                Why? Why do I want to do this? Why drive seventy miles one-way two or three times a week and leave my wife and four-year-old alone all evening?
                I could be cavalier and say it is because I am a big ham and love the sounds of applause, but it is more than that.
                Perhaps it is a bit of mid-life crisis. Instead of buying a Harley or a canoe, I perform in a play.
Perhaps it is something from my past that was left incomplete and I want closure. But it’s not as if cancelling the play in 1981 scarred me for life.
                Perhaps it is a little of both… plus …
                I’m doing it to give me something fun to do. To meet some old friends and make some new ones.
                My work is challenging – I’m not doing this to escape work drudgery – but there is a sameness to it and being in a silly play will help me escape that a while. For the past four years it has been me, my wife and the baby. The baby is starting to get older and has her little friends at the day care; my wife sings in the choir in church and during Christmas and Easter practices with them. This would be … my thing to do.
                I knew I would have sympathetic audition judges – I had practiced these lines during the first few months of the Reagan administration and knew the play – and that gave me the courage to want to do it. I don’t jump into anything with both feet – I’m definitely the kind to stick my toe in first.
                Will this lead to more? If it works out, I hope so. It would be fun to be in more plays and musicals. Either in Sparta or (gasp) locally. It could be the start of a fun hobby.
                Future blogs in the next few months will review the characters and update on how rehearsals are going, etc.
                When I first considered trying out and performing in the play; I said it could be a lot of fun.

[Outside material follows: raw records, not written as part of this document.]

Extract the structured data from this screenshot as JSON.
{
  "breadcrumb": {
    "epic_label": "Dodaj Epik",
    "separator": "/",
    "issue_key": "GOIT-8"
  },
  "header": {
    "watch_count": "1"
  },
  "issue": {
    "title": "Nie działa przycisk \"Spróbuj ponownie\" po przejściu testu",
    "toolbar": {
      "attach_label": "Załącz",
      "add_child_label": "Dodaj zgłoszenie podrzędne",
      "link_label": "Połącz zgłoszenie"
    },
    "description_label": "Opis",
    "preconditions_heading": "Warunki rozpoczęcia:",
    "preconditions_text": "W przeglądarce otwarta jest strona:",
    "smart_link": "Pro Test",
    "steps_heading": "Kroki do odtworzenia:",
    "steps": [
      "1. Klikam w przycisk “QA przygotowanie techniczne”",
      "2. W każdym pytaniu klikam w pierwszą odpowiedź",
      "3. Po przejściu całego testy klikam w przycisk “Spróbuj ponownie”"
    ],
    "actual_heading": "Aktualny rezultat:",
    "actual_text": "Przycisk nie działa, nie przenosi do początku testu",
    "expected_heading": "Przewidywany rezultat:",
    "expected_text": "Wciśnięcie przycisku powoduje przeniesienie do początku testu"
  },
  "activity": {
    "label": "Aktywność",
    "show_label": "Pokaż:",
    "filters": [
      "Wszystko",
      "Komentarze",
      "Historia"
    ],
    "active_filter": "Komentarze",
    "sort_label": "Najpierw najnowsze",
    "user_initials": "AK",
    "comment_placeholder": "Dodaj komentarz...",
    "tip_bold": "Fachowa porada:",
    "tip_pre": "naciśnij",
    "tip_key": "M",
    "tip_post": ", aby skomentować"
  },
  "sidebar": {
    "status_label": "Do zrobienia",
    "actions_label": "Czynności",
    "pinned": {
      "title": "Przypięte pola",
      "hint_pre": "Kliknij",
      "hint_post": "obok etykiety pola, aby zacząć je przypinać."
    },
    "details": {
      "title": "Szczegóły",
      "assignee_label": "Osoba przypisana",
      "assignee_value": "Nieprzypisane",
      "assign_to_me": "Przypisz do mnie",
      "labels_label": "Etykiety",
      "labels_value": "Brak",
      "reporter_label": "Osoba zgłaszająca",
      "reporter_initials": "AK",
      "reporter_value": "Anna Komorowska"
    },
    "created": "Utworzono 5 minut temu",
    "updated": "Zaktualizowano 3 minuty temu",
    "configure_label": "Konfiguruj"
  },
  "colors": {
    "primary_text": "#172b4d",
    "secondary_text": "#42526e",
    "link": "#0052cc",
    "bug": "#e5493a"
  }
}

                Or it could be murder…
Copyright 2014 Michael G Curry
             


(adsbygoogle = window.adsbygoogle || []).push({});